- **EXERCISE INPUTS**:
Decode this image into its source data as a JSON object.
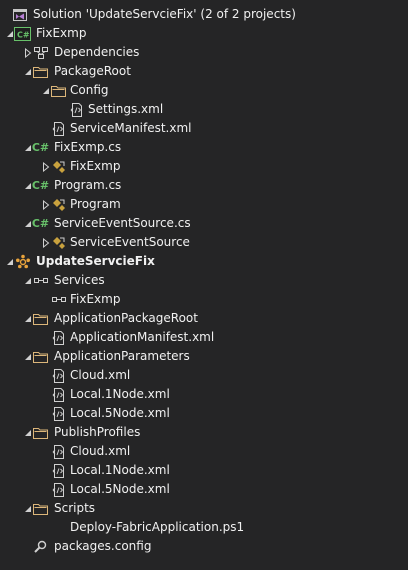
{
  "solution": {
    "label": "Solution 'UpdateServcieFix' (2 of 2 projects)",
    "icon": "solution-icon"
  },
  "rows": [
    {
      "label": "FixExmp",
      "icon": "csharp-project-icon",
      "arrow": "expanded"
    },
    {
      "label": "Dependencies",
      "icon": "dependencies-icon",
      "arrow": "collapsed"
    },
    {
      "label": "PackageRoot",
      "icon": "folder-icon",
      "arrow": "expanded"
    },
    {
      "label": "Config",
      "icon": "folder-icon",
      "arrow": "expanded"
    },
    {
      "label": "Settings.xml",
      "icon": "xml-file-icon",
      "arrow": "none"
    },
    {
      "label": "ServiceManifest.xml",
      "icon": "xml-file-icon",
      "arrow": "none"
    },
    {
      "label": "FixExmp.cs",
      "icon": "csharp-file-icon",
      "arrow": "expanded"
    },
    {
      "label": "FixExmp",
      "icon": "class-icon",
      "arrow": "collapsed-outline"
    },
    {
      "label": "Program.cs",
      "icon": "csharp-file-icon",
      "arrow": "expanded"
    },
    {
      "label": "Program",
      "icon": "class-icon",
      "arrow": "collapsed-outline"
    },
    {
      "label": "ServiceEventSource.cs",
      "icon": "csharp-file-icon",
      "arrow": "expanded"
    },
    {
      "label": "ServiceEventSource",
      "icon": "class-icon",
      "arrow": "collapsed-outline"
    },
    {
      "label": "UpdateServcieFix",
      "icon": "fabric-app-icon",
      "arrow": "expanded"
    },
    {
      "label": "Services",
      "icon": "services-icon",
      "arrow": "expanded"
    },
    {
      "label": "FixExmp",
      "icon": "service-ref-icon",
      "arrow": "none"
    },
    {
      "label": "ApplicationPackageRoot",
      "icon": "folder-icon",
      "arrow": "expanded"
    },
    {
      "label": "ApplicationManifest.xml",
      "icon": "xml-file-icon",
      "arrow": "none"
    },
    {
      "label": "ApplicationParameters",
      "icon": "folder-icon",
      "arrow": "expanded"
    },
    {
      "label": "Cloud.xml",
      "icon": "xml-file-icon",
      "arrow": "none"
    },
    {
      "label": "Local.1Node.xml",
      "icon": "xml-file-icon",
      "arrow": "none"
    },
    {
      "label": "Local.5Node.xml",
      "icon": "xml-file-icon",
      "arrow": "none"
    },
    {
      "label": "PublishProfiles",
      "icon": "folder-icon",
      "arrow": "expanded"
    },
    {
      "label": "Cloud.xml",
      "icon": "xml-file-icon",
      "arrow": "none"
    },
    {
      "label": "Local.1Node.xml",
      "icon": "xml-file-icon",
      "arrow": "none"
    },
    {
      "label": "Local.5Node.xml",
      "icon": "xml-file-icon",
      "arrow": "none"
    },
    {
      "label": "Scripts",
      "icon": "folder-icon",
      "arrow": "expanded"
    },
    {
      "label": "Deploy-FabricApplication.ps1",
      "icon": "powershell-file-icon",
      "arrow": "none"
    },
    {
      "label": "packages.config",
      "icon": "config-file-icon",
      "arrow": "none"
    }
  ],
  "colors": {
    "background": "#252526",
    "text": "#f1f1f1",
    "folder": "#dcb67a",
    "csharp": "#68c16a",
    "class": "#c9a23e",
    "solution": "#b67fd4",
    "fabric": "#e8a33c"
  }
}
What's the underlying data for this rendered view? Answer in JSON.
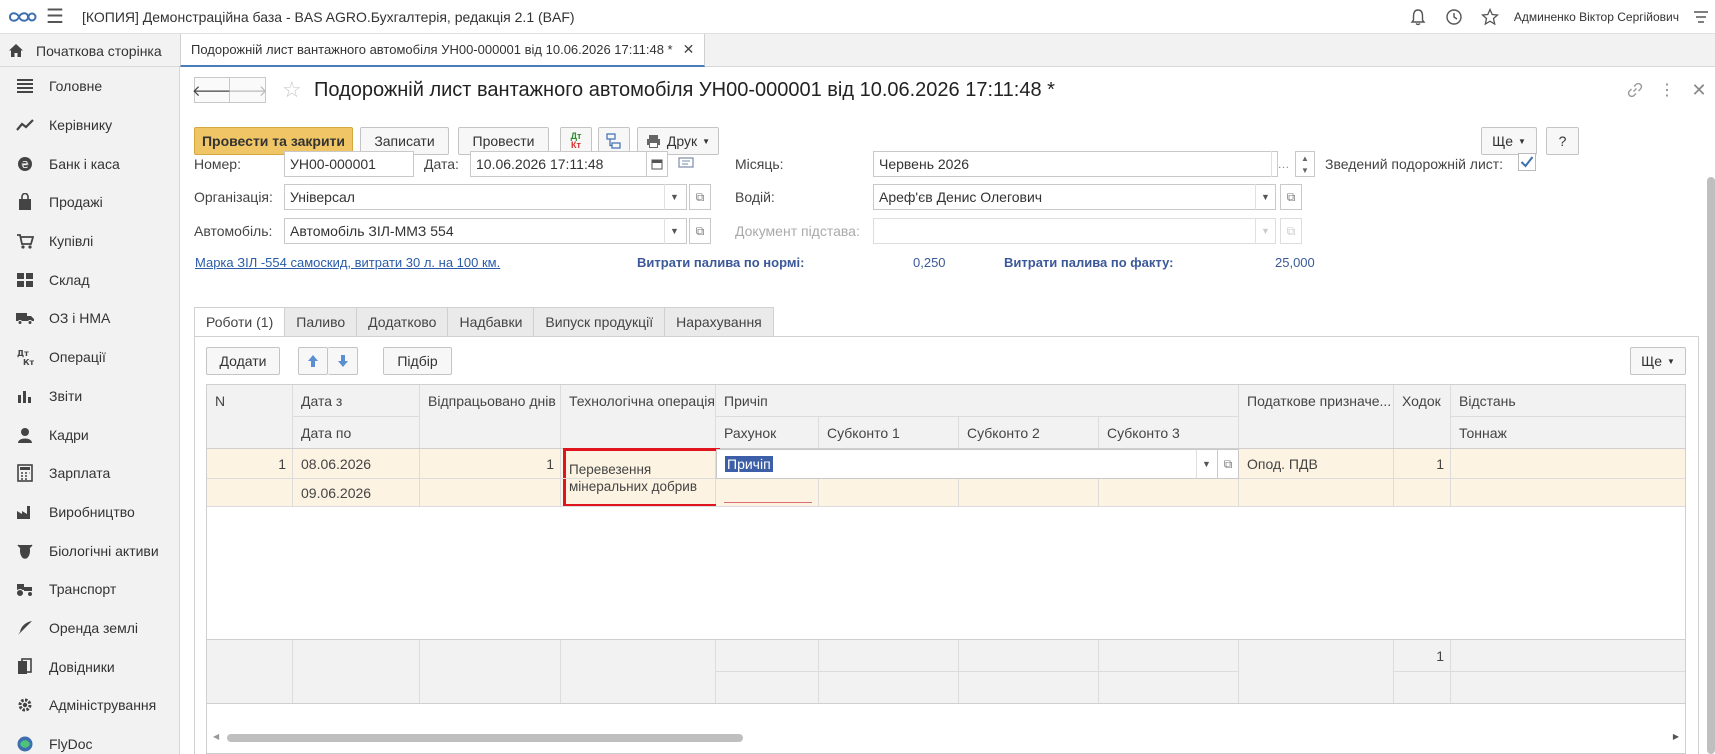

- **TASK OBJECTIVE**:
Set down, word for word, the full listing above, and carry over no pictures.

- **EXERCISE RESPONSE**:
Decode this image into its source data as a JSON object.
{
  "solution": {
    "label": "Solution 'UpdateServcieFix' (2 of 2 projects)",
    "icon": "solution-icon"
  },
  "rows": [
    {
      "label": "FixExmp",
      "icon": "csharp-project-icon",
      "arrow": "expanded"
    },
    {
      "label": "Dependencies",
      "icon": "dependencies-icon",
      "arrow": "collapsed"
    },
    {
      "label": "PackageRoot",
      "icon": "folder-icon",
      "arrow": "expanded"
    },
    {
      "label": "Config",
      "icon": "folder-icon",
      "arrow": "expanded"
    },
    {
      "label": "Settings.xml",
      "icon": "xml-file-icon",
      "arrow": "none"
    },
    {
      "label": "ServiceManifest.xml",
      "icon": "xml-file-icon",
      "arrow": "none"
    },
    {
      "label": "FixExmp.cs",
      "icon": "csharp-file-icon",
      "arrow": "expanded"
    },
    {
      "label": "FixExmp",
      "icon": "class-icon",
      "arrow": "collapsed-outline"
    },
    {
      "label": "Program.cs",
      "icon": "csharp-file-icon",
      "arrow": "expanded"
    },
    {
      "label": "Program",
      "icon": "class-icon",
      "arrow": "collapsed-outline"
    },
    {
      "label": "ServiceEventSource.cs",
      "icon": "csharp-file-icon",
      "arrow": "expanded"
    },
    {
      "label": "ServiceEventSource",
      "icon": "class-icon",
      "arrow": "collapsed-outline"
    },
    {
      "label": "UpdateServcieFix",
      "icon": "fabric-app-icon",
      "arrow": "expanded"
    },
    {
      "label": "Services",
      "icon": "services-icon",
      "arrow": "expanded"
    },
    {
      "label": "FixExmp",
      "icon": "service-ref-icon",
      "arrow": "none"
    },
    {
      "label": "ApplicationPackageRoot",
      "icon": "folder-icon",
      "arrow": "expanded"
    },
    {
      "label": "ApplicationManifest.xml",
      "icon": "xml-file-icon",
      "arrow": "none"
    },
    {
      "label": "ApplicationParameters",
      "icon": "folder-icon",
      "arrow": "expanded"
    },
    {
      "label": "Cloud.xml",
      "icon": "xml-file-icon",
      "arrow": "none"
    },
    {
      "label": "Local.1Node.xml",
      "icon": "xml-file-icon",
      "arrow": "none"
    },
    {
      "label": "Local.5Node.xml",
      "icon": "xml-file-icon",
      "arrow": "none"
    },
    {
      "label": "PublishProfiles",
      "icon": "folder-icon",
      "arrow": "expanded"
    },
    {
      "label": "Cloud.xml",
      "icon": "xml-file-icon",
      "arrow": "none"
    },
    {
      "label": "Local.1Node.xml",
      "icon": "xml-file-icon",
      "arrow": "none"
    },
    {
      "label": "Local.5Node.xml",
      "icon": "xml-file-icon",
      "arrow": "none"
    },
    {
      "label": "Scripts",
      "icon": "folder-icon",
      "arrow": "expanded"
    },
    {
      "label": "Deploy-FabricApplication.ps1",
      "icon": "powershell-file-icon",
      "arrow": "none"
    },
    {
      "label": "packages.config",
      "icon": "config-file-icon",
      "arrow": "none"
    }
  ],
  "colors": {
    "background": "#252526",
    "text": "#f1f1f1",
    "folder": "#dcb67a",
    "csharp": "#68c16a",
    "class": "#c9a23e",
    "solution": "#b67fd4",
    "fabric": "#e8a33c"
  }
}
What's the underlying data for this rendered view? Answer in JSON.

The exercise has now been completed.